Grid codes are technical specifications that define the requirements for any facility connected to electricity grids. When wind power first appeared in the 1980s it enjoyed favorable treatment regarding requirements.
Wind power plants were not required to support power system stability; this was only required from conventional synchronous-generator-based power stations. However, during the 1990s, wind power developments gained momentum, while old regulations remained in place. This led to large capacities of wind power being connected to the grid based on requirements that were not suitable for large-scale deployment. Finally, this resulted in a significant threat to stable grid operation, experienced noticeably during the major grid disturbance in continental Europe in November 2006, when the electric power system was split into three separate regions (Figure 1).
This event was not caused by wind power, but the consequences of the event became more severe due to the behavior of wind power plants. However, it was not that the wind power plants were to blame, as they were following the relevant regulations; it was the regulations themselves that were insufficient. This event demonstrated the need to improve a range of requirements.
Today, wind power plant developers and wind turbine manufacturers increasingly face power system stability support requirements similar to conventional power stations.
These new requirements intend to make wind power plant behavior more similar to conventional power stations. This development is not just a ‘wind’ issue, even though that might be the focus here, as solar power and other sustainable power sources will also need to supply system support services.
This progression of requirements is to some extent unavoidable, and even desirable, as the share of wind power in the generation mix is steadily growing. The adaptation process of grid codes for wind power plants is not yet complete, and grid codes are expected to evolve further in the future.

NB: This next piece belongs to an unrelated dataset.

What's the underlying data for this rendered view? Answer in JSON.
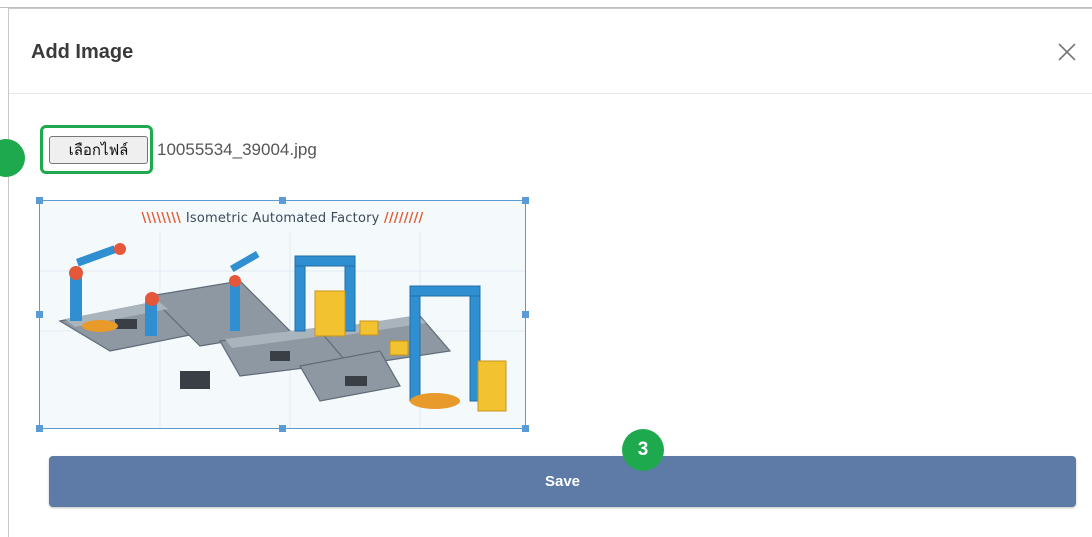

Future requirements might include specifications on the dynamic behavior, like virtual inertia (a power converter control emulating properties of a rotating electrical machine). Also requirements on the behavior during storms might evolve, to make the power output of wind power plants more predictable during critical weather situations. Voltage quality related issues are especially relevant regarding offshore wind power plants, but they are also gaining importance onshore.
ENTSO-E, the umbrella organization for European transmission system operators, is seen by many as a leader in terms of requirements sophistication. A current development by ENTSO-E aims to develop a uniform grid code framework for Europe.
A review published in WIREs Energy and Environment is largely based on the definitions and provisions set out by ENTSO-E. These provisions in their current state provide a positive and encouraging step in the right direction. However, there is still room for improvement, especially concerning international harmonization of requirements, as the many key aspects are left unspecified, referring instead to regulation by the relevant (national) operator.
The main European grid code requirements for large wind power plants (not single turbines) are outlined in this review, including also offshore wind power plants. Afterwards, an outlook and discussion on possible future requirements is provided. When trying to improve grid codes, several important trade-offs are key, making it difficult to clearly define the ideal design. The ‘ideal grid code’ would offer the (long-term) technical and economic optimum for the entire electrical power system, including the grid, the power plants and the loads. The review has been written by members of IEA Wind Task 25 “Design and operation of power systems with large amounts of wind power”, but it does not represent an official viewpoint of the IEA.
Kindly contributed by Til Kristian Vrana.